I like to draw. Paint. Shade. This will be a blog series explaining what I’ve made through the years, seeing improvement. I should have started witting about my art a long back because I’ve definitely improved since I’ve started.
When I started doing art, I wasn’t sure what I was good at. But know, I’ve found that my strengths lie in sketching rather than painting (watercolor, acrylic, or tempera paint) or oil pastel. I find it hard to control my brush when doing so. Smudging the oil pastel properly can also be a challenge at times. There is, without a doubt, room for improvement.
Without further ado, here is my latest artwork:

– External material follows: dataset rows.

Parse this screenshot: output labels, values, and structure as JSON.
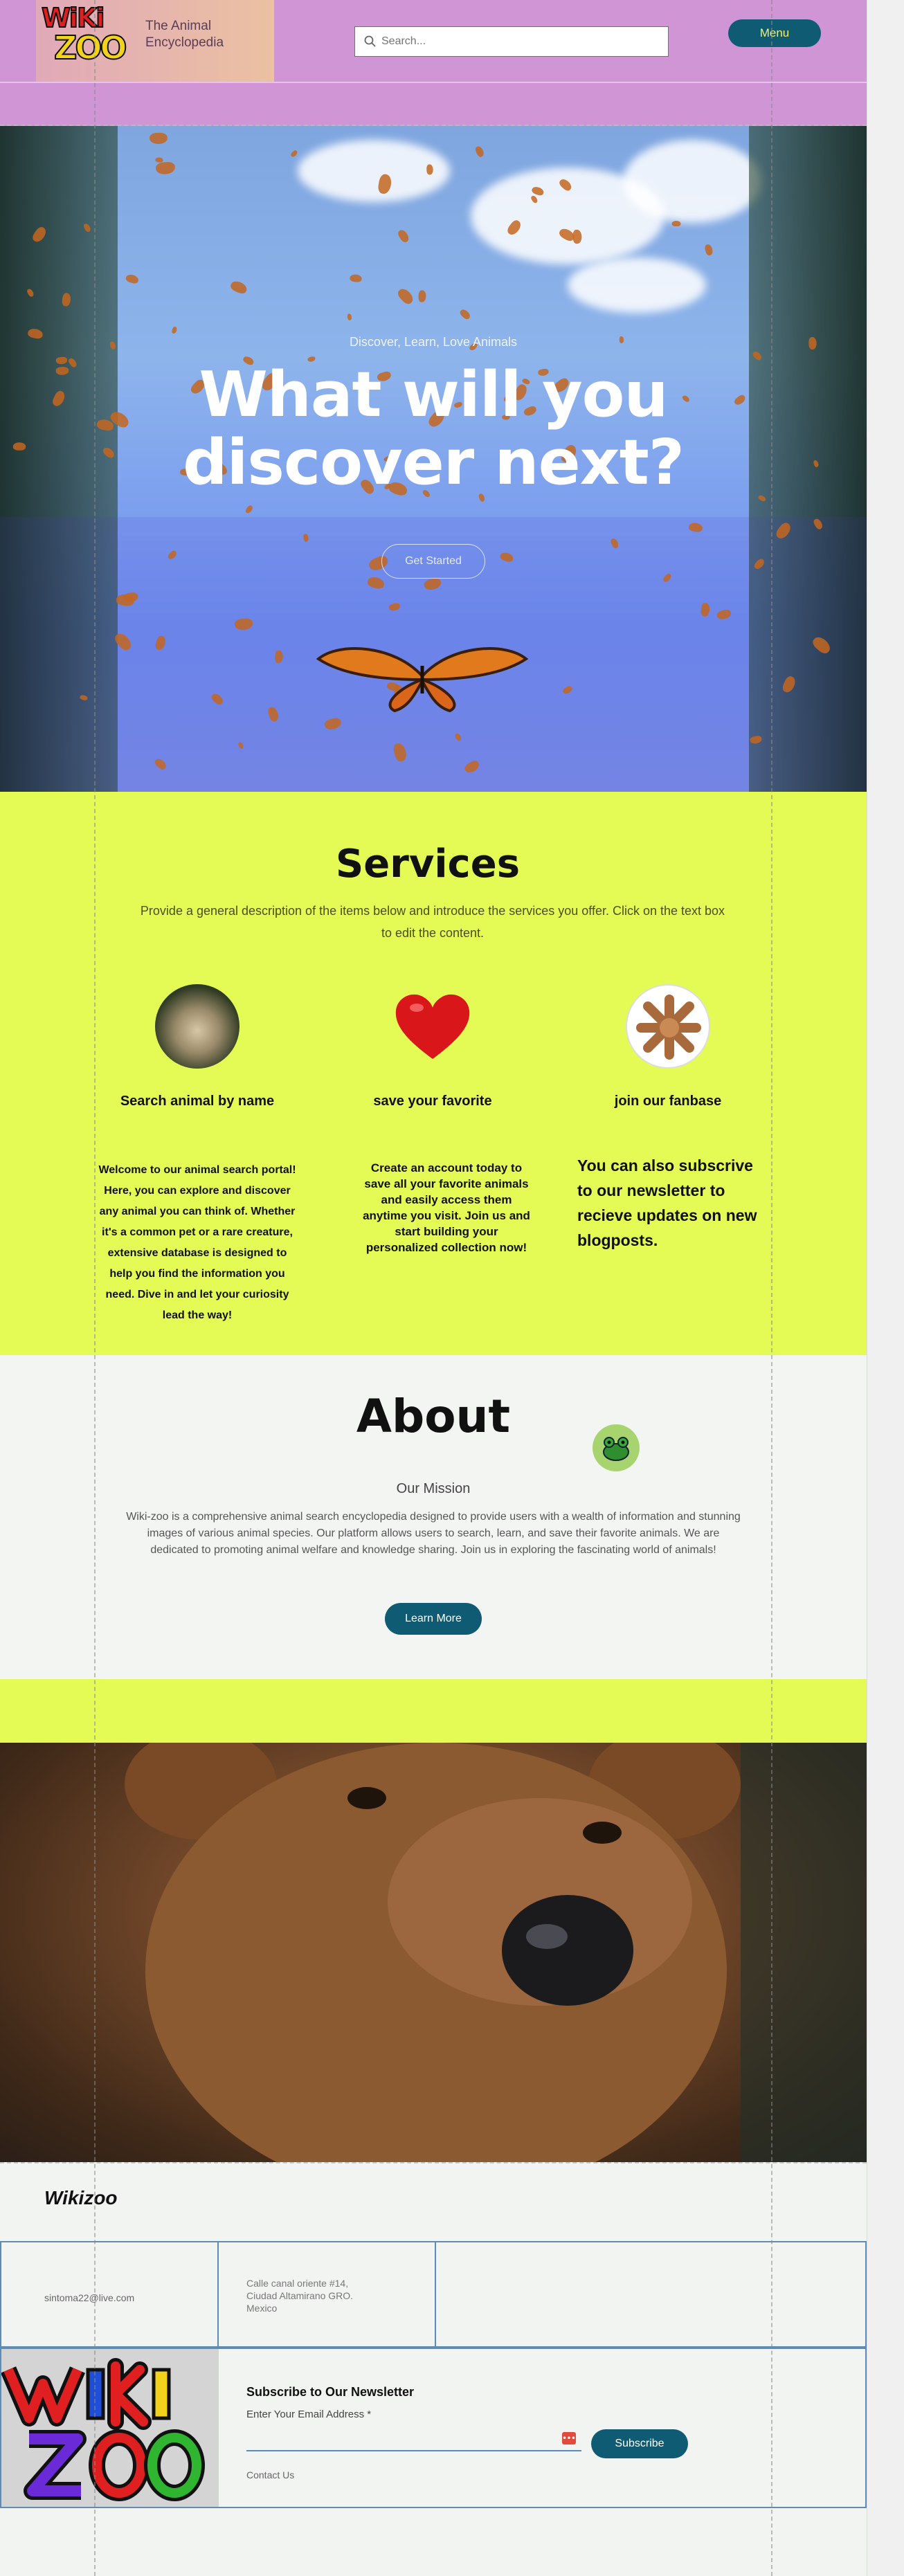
{
  "header": {
    "logo_line1": "WiKi",
    "logo_line2": "ZOO",
    "tagline": "The Animal Encyclopedia",
    "search_placeholder": "Search...",
    "menu_label": "Menu"
  },
  "hero": {
    "kicker": "Discover, Learn, Love Animals",
    "title": "What will you discover next?",
    "button": "Get Started"
  },
  "anchor_glyph": "↕",
  "services": {
    "title": "Services",
    "description": "Provide a general description of the items below and introduce the services you offer. Click on the text box to edit the content.",
    "items": [
      {
        "title": "Search animal by name",
        "text": "Welcome to our animal search portal! Here, you can explore and discover any animal you can think of. Whether it's a common pet or a rare creature, extensive database is designed to help you find the information you need. Dive in and let your curiosity lead the way!",
        "icon": "hamster-image"
      },
      {
        "title": "save your favorite",
        "text": "Create an account today to save all your favorite animals and easily access them anytime you visit. Join us and start building your personalized collection now!",
        "icon": "heart-icon"
      },
      {
        "title": "join our fanbase",
        "text": "You can also subscrive to our newsletter to recieve updates on new blogposts.",
        "icon": "hands-together-image"
      }
    ]
  },
  "about": {
    "title": "About",
    "subtitle": "Our Mission",
    "body": "Wiki-zoo is a comprehensive animal search encyclopedia designed to provide users with a wealth of information and stunning images of various animal species. Our platform allows users to search, learn, and save their favorite animals. We are dedicated to promoting animal welfare and knowledge sharing. Join us in exploring the fascinating world of animals!",
    "button": "Learn More"
  },
  "footer": {
    "brand": "Wikizoo",
    "email": "sintoma22@live.com",
    "address": "Calle canal oriente #14,\nCiudad Altamirano GRO.\nMexico",
    "newsletter_title": "Subscribe to Our Newsletter",
    "email_label": "Enter Your Email Address *",
    "subscribe_button": "Subscribe",
    "contact_link": "Contact Us",
    "dots_glyph": "•••"
  },
  "colors": {
    "header_bg": "#cf95d4",
    "lime": "#e5fb55",
    "teal_button": "#0f5b73",
    "menu_text": "#f3ef6a"
  }
}
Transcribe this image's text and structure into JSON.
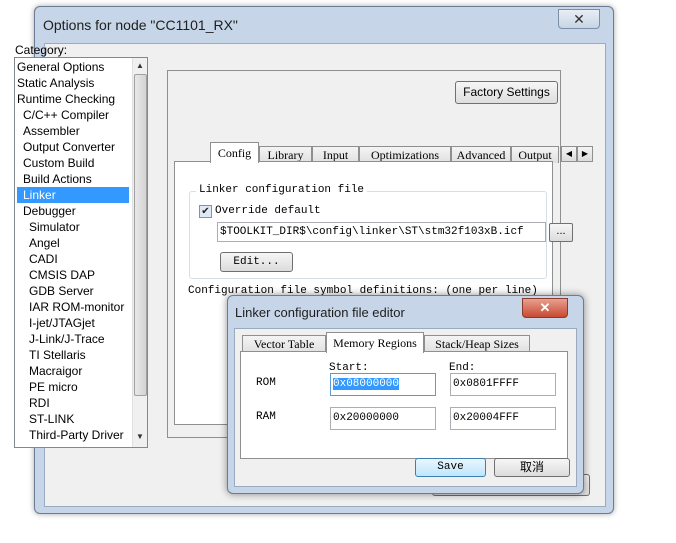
{
  "main_window": {
    "title": "Options for node \"CC1101_RX\"",
    "close_glyph": "✕"
  },
  "category": {
    "label": "Category:",
    "items": [
      {
        "label": "General Options"
      },
      {
        "label": "Static Analysis"
      },
      {
        "label": "Runtime Checking"
      },
      {
        "label": "C/C++ Compiler"
      },
      {
        "label": "Assembler"
      },
      {
        "label": "Output Converter"
      },
      {
        "label": "Custom Build"
      },
      {
        "label": "Build Actions"
      },
      {
        "label": "Linker"
      },
      {
        "label": "Debugger"
      },
      {
        "label": "Simulator"
      },
      {
        "label": "Angel"
      },
      {
        "label": "CADI"
      },
      {
        "label": "CMSIS DAP"
      },
      {
        "label": "GDB Server"
      },
      {
        "label": "IAR ROM-monitor"
      },
      {
        "label": "I-jet/JTAGjet"
      },
      {
        "label": "J-Link/J-Trace"
      },
      {
        "label": "TI Stellaris"
      },
      {
        "label": "Macraigor"
      },
      {
        "label": "PE micro"
      },
      {
        "label": "RDI"
      },
      {
        "label": "ST-LINK"
      },
      {
        "label": "Third-Party Driver"
      }
    ],
    "selected": "Linker"
  },
  "factory_button": "Factory Settings",
  "tabs": [
    "Config",
    "Library",
    "Input",
    "Optimizations",
    "Advanced",
    "Output"
  ],
  "active_tab": "Config",
  "linker_config": {
    "group_title": "Linker configuration file",
    "override_label": "Override default",
    "override_checked": true,
    "path": "$TOOLKIT_DIR$\\config\\linker\\ST\\stm32f103xB.icf",
    "browse_label": "...",
    "edit_label": "Edit..."
  },
  "symbol_defs_label": "Configuration file symbol definitions: (one per line)",
  "editor": {
    "title": "Linker configuration file editor",
    "close_glyph": "✕",
    "tabs": [
      "Vector Table",
      "Memory Regions",
      "Stack/Heap Sizes"
    ],
    "active_tab": "Memory Regions",
    "start_label": "Start:",
    "end_label": "End:",
    "rows": [
      {
        "name": "ROM",
        "start": "0x08000000",
        "end": "0x0801FFFF"
      },
      {
        "name": "RAM",
        "start": "0x20000000",
        "end": "0x20004FFF"
      }
    ],
    "save_label": "Save",
    "cancel_label": "取消"
  }
}
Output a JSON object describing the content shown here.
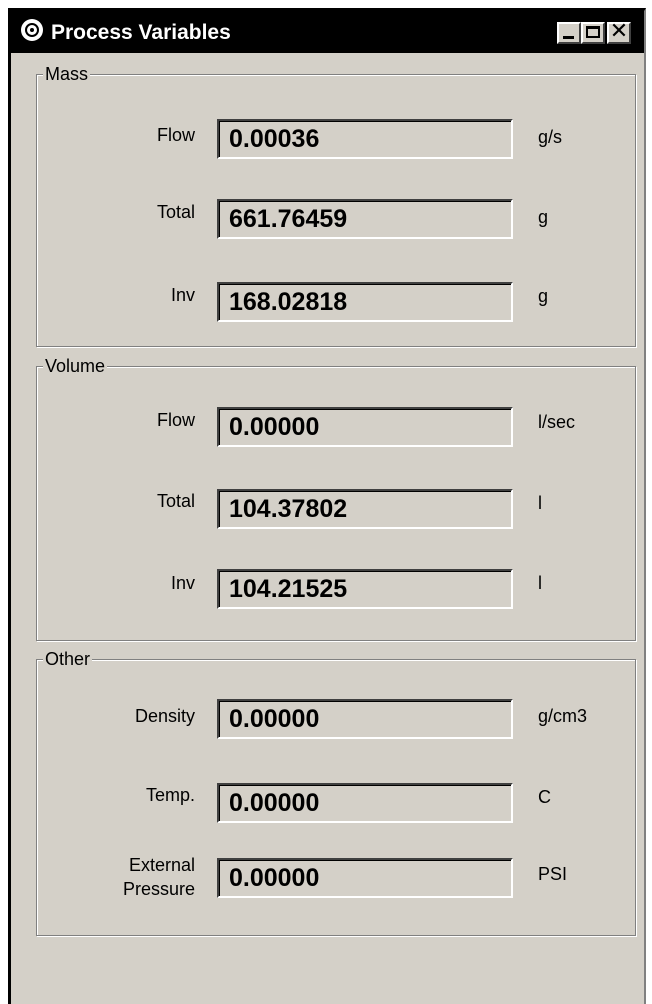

As you can see, I attempted to draw and shade a man in a portrait-styled sketch. I think the attempt was quite successful, considering the last time I drew a proportionate human face was a while ago. I would also like to mention that I this is a copy of another person’s work, but this doesn't really matter because I hardly found myself looking at the original sketch.
I started to sketch with an outline of the face. I had trouble on the man’s jawline, but I pulled through and it came out okay. Then I drew the eyes, and nose (just a slightly detailed silhouette). I had a bit of with the eyes, and putting the highlights in the iris. I shaded both the iris and pupil with the same tone, then I defined the pupil with a darker tone. I had to carefully place the highlights by erasing it from the pupil. This made it seem lighter (almost white). The nose was quite easy, but it turned out a bit misshaped. The lines are much darker and stands out more than the other features. Next, the lips. I hardly had to do anything here. I just shaded the parts around the lip and it turned out pretty nice. After I shaded the entire face (I shaded the face imagining the light is right in front of the subject), I had to do the hair. At the time of drawing it, I thought this would be the most intimidating, but I was wrong. You can’t really go wrong with the hair. All you have to do is move the pencil is similar strokes and directions and voilà, before I knew it, I was done.
All in all, I was pretty surprised how good my own artwork turned out. This goes to show that often times you may have untapped potential you haven’t discovered yet.